- [Records supplied]
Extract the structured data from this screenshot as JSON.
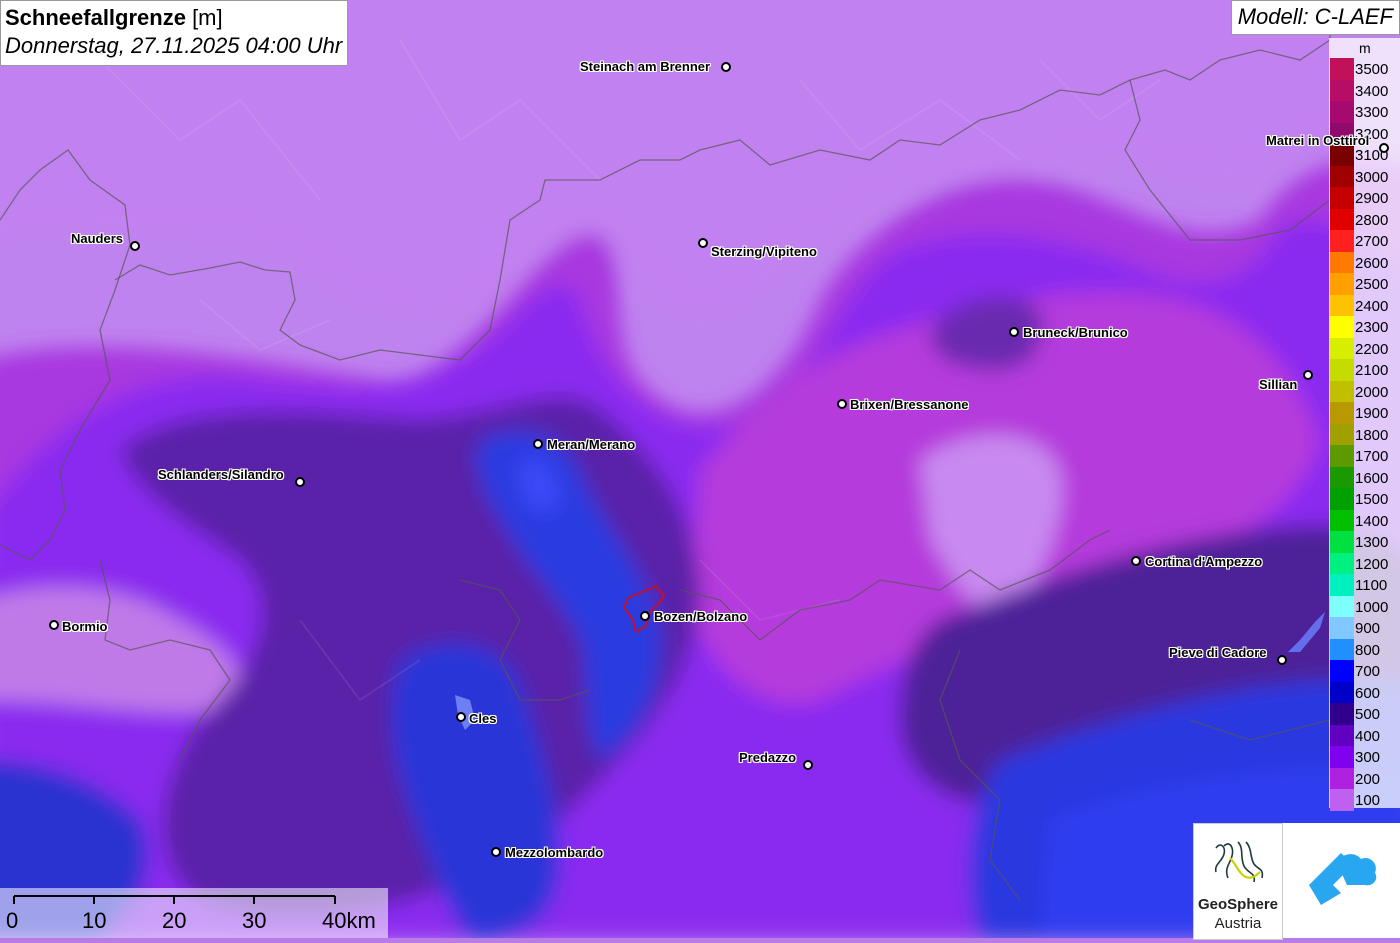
{
  "title": {
    "main_bold": "Schneefallgrenze",
    "main_unit": " [m]",
    "subtitle": "Donnerstag, 27.11.2025 04:00 Uhr"
  },
  "model": "Modell: C-LAEF",
  "legend": {
    "unit": "m",
    "entries": [
      {
        "value": "3500",
        "color": "#c2105a"
      },
      {
        "value": "3400",
        "color": "#b80d66"
      },
      {
        "value": "3300",
        "color": "#a60a6e"
      },
      {
        "value": "3200",
        "color": "#8f0a6a"
      },
      {
        "value": "3100",
        "color": "#7a0000"
      },
      {
        "value": "3000",
        "color": "#a00000"
      },
      {
        "value": "2900",
        "color": "#c40000"
      },
      {
        "value": "2800",
        "color": "#e00000"
      },
      {
        "value": "2700",
        "color": "#ff2020"
      },
      {
        "value": "2600",
        "color": "#ff7a00"
      },
      {
        "value": "2500",
        "color": "#ffa000"
      },
      {
        "value": "2400",
        "color": "#ffc200"
      },
      {
        "value": "2300",
        "color": "#ffff00"
      },
      {
        "value": "2200",
        "color": "#d8ee00"
      },
      {
        "value": "2100",
        "color": "#c4dc00"
      },
      {
        "value": "2000",
        "color": "#c0c000"
      },
      {
        "value": "1900",
        "color": "#b89a00"
      },
      {
        "value": "1800",
        "color": "#a0a000"
      },
      {
        "value": "1700",
        "color": "#5c9a00"
      },
      {
        "value": "1600",
        "color": "#1a9a00"
      },
      {
        "value": "1500",
        "color": "#00a000"
      },
      {
        "value": "1400",
        "color": "#00c000"
      },
      {
        "value": "1300",
        "color": "#00e040"
      },
      {
        "value": "1200",
        "color": "#00f080"
      },
      {
        "value": "1100",
        "color": "#00f0c0"
      },
      {
        "value": "1000",
        "color": "#80ffff"
      },
      {
        "value": "900",
        "color": "#80c8ff"
      },
      {
        "value": "800",
        "color": "#2090ff"
      },
      {
        "value": "700",
        "color": "#0000ff"
      },
      {
        "value": "600",
        "color": "#0000c8"
      },
      {
        "value": "500",
        "color": "#30008c"
      },
      {
        "value": "400",
        "color": "#6000c0"
      },
      {
        "value": "300",
        "color": "#8000f0"
      },
      {
        "value": "200",
        "color": "#b020e0"
      },
      {
        "value": "100",
        "color": "#c060f0"
      }
    ]
  },
  "cities": [
    {
      "name": "Steinach am Brenner"
    },
    {
      "name": "Nauders"
    },
    {
      "name": "Sterzing/Vipiteno"
    },
    {
      "name": "Matrei in Osttirol"
    },
    {
      "name": "Bruneck/Brunico"
    },
    {
      "name": "Sillian"
    },
    {
      "name": "Brixen/Bressanone"
    },
    {
      "name": "Meran/Merano"
    },
    {
      "name": "Schlanders/Silandro"
    },
    {
      "name": "Cortina d'Ampezzo"
    },
    {
      "name": "Bormio"
    },
    {
      "name": "Bozen/Bolzano"
    },
    {
      "name": "Pieve di Cadore"
    },
    {
      "name": "Cles"
    },
    {
      "name": "Predazzo"
    },
    {
      "name": "Mezzolombardo"
    }
  ],
  "scale": {
    "labels": [
      "0",
      "10",
      "20",
      "30",
      "40km"
    ]
  },
  "logo": {
    "line1": "GeoSphere",
    "line2": "Austria"
  }
}
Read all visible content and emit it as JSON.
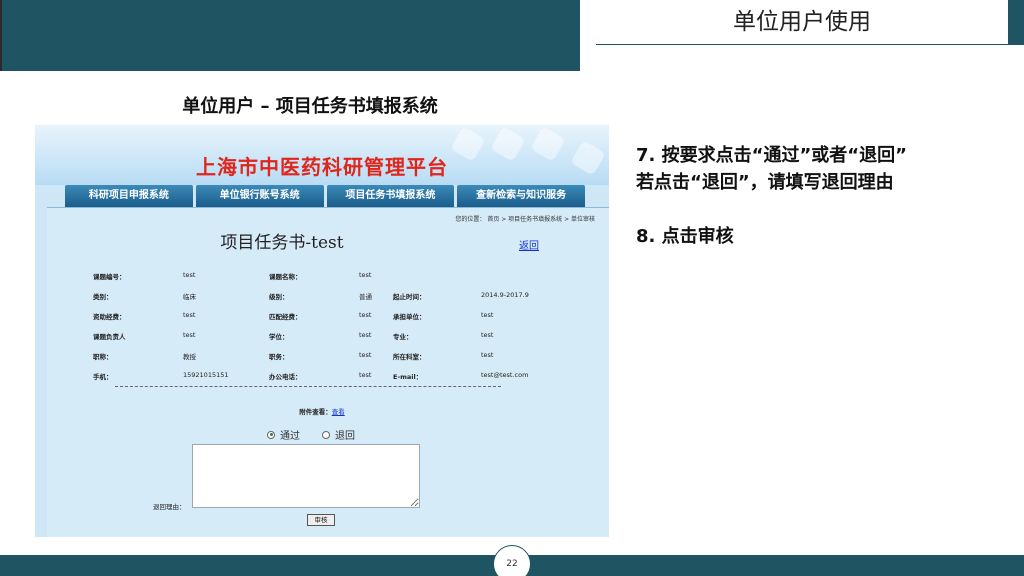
{
  "slide": {
    "title": "单位用户使用",
    "subtitle": "单位用户 – 项目任务书填报系统",
    "page_number": "22"
  },
  "screenshot": {
    "platform_title": "上海市中医药科研管理平台",
    "nav_tabs": [
      "科研项目申报系统",
      "单位银行账号系统",
      "项目任务书填报系统",
      "查新检索与知识服务"
    ],
    "breadcrumb": "您的位置： 首页 > 项目任务书填报系统 > 单位审核",
    "doc_title": "项目任务书-test",
    "return_link": "返回",
    "fields": {
      "code_label": "课题编号：",
      "code_value": "test",
      "name_label": "课题名称：",
      "name_value": "test",
      "category_label": "类别：",
      "category_value": "临床",
      "level_label": "级别：",
      "level_value": "普通",
      "period_label": "起止时间：",
      "period_value": "2014.9-2017.9",
      "funding_label": "资助经费：",
      "funding_value": "test",
      "matching_label": "匹配经费：",
      "matching_value": "test",
      "unit_label": "承担单位：",
      "unit_value": "test",
      "leader_label": "课题负责人",
      "leader_value": "test",
      "degree_label": "学位：",
      "degree_value": "test",
      "major_label": "专业：",
      "major_value": "test",
      "title_label": "职称：",
      "title_value": "教授",
      "position_label": "职务：",
      "position_value": "test",
      "dept_label": "所在科室：",
      "dept_value": "test",
      "mobile_label": "手机：",
      "mobile_value": "15921015151",
      "office_label": "办公电话：",
      "office_value": "test",
      "email_label": "E-mail：",
      "email_value": "test@test.com"
    },
    "attachment_label": "附件查看：",
    "attachment_link": "查看",
    "radio_pass": "通过",
    "radio_return": "退回",
    "reason_label": "退回理由：",
    "audit_button": "审核"
  },
  "steps": {
    "step7_line1": "7. 按要求点击“通过”或者“退回”",
    "step7_line2": "若点击“退回”，请填写退回理由",
    "step8": "8. 点击审核"
  },
  "colors": {
    "brand_dark": "#1f5462",
    "platform_red": "#e0261b",
    "nav_blue": "#1b5d8b",
    "page_bg": "#d6ebf8"
  }
}
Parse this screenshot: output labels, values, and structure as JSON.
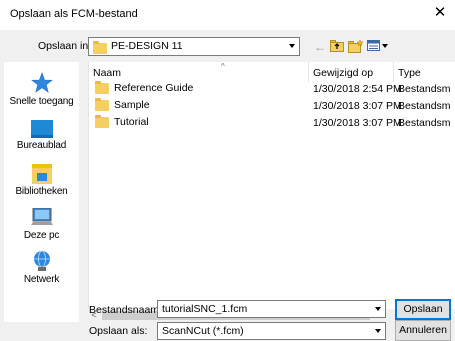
{
  "window": {
    "title": "Opslaan als FCM-bestand",
    "close_glyph": "✕"
  },
  "location": {
    "label": "Opslaan in:",
    "value": "PE-DESIGN 11"
  },
  "places": [
    {
      "label": "Snelle toegang",
      "icon": "star-icon"
    },
    {
      "label": "Bureaublad",
      "icon": "desktop-icon"
    },
    {
      "label": "Bibliotheken",
      "icon": "library-icon"
    },
    {
      "label": "Deze pc",
      "icon": "computer-icon"
    },
    {
      "label": "Netwerk",
      "icon": "network-icon"
    }
  ],
  "columns": {
    "name": "Naam",
    "modified": "Gewijzigd op",
    "type": "Type"
  },
  "files": [
    {
      "name": "Reference Guide",
      "modified": "1/30/2018 2:54 PM",
      "type": "Bestandsm"
    },
    {
      "name": "Sample",
      "modified": "1/30/2018 3:07 PM",
      "type": "Bestandsm"
    },
    {
      "name": "Tutorial",
      "modified": "1/30/2018 3:07 PM",
      "type": "Bestandsm"
    }
  ],
  "filename": {
    "label": "Bestandsnaam:",
    "value": "tutorialSNC_1.fcm"
  },
  "filetype": {
    "label": "Opslaan als:",
    "value": "ScanNCut (*.fcm)"
  },
  "buttons": {
    "save": "Opslaan",
    "cancel": "Annuleren"
  },
  "colors": {
    "accent": "#0078d7",
    "folder": "#f5cf63"
  }
}
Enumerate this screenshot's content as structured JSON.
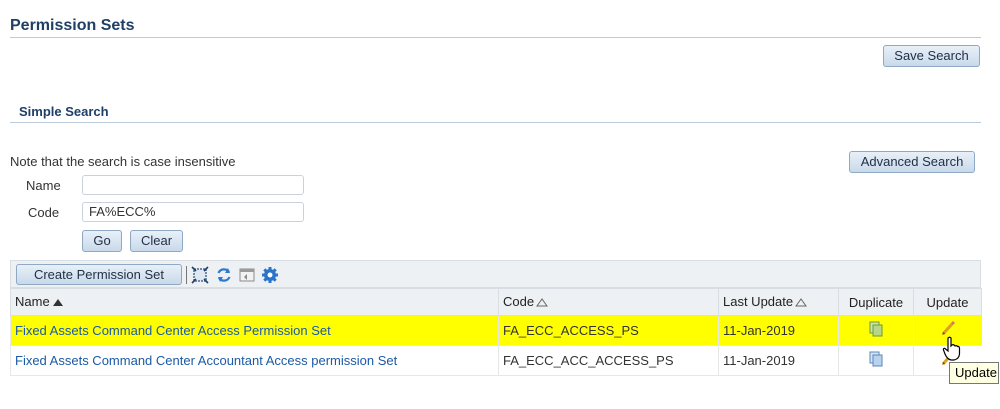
{
  "page": {
    "title": "Permission Sets"
  },
  "header": {
    "save_search_label": "Save Search"
  },
  "search": {
    "section_title": "Simple Search",
    "note": "Note that the search is case insensitive",
    "advanced_label": "Advanced Search",
    "name_label": "Name",
    "name_value": "",
    "code_label": "Code",
    "code_value": "FA%ECC%",
    "go_label": "Go",
    "clear_label": "Clear"
  },
  "toolbar": {
    "create_label": "Create Permission Set",
    "icons": [
      "detach-icon",
      "refresh-icon",
      "freeze-icon",
      "settings-icon"
    ]
  },
  "table": {
    "columns": [
      "Name",
      "Code",
      "Last Update",
      "Duplicate",
      "Update"
    ],
    "rows": [
      {
        "name": "Fixed Assets Command Center Access Permission Set",
        "code": "FA_ECC_ACCESS_PS",
        "last_update": "11-Jan-2019",
        "selected": true
      },
      {
        "name": "Fixed Assets Command Center Accountant Access permission Set",
        "code": "FA_ECC_ACC_ACCESS_PS",
        "last_update": "11-Jan-2019",
        "selected": false
      }
    ]
  },
  "tooltip": {
    "text": "Update"
  },
  "colors": {
    "title": "#1f3f66",
    "link": "#1b5aa6",
    "highlight": "#ffff00"
  }
}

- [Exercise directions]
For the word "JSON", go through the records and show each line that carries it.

- [Answer to this task]
Extract the structured data from this screenshot as JSON.
Read all visible content and emit it as JSON.
Parse this screenshot: output labels, values, and structure as JSON.
Enumerate this screenshot's content as structured JSON.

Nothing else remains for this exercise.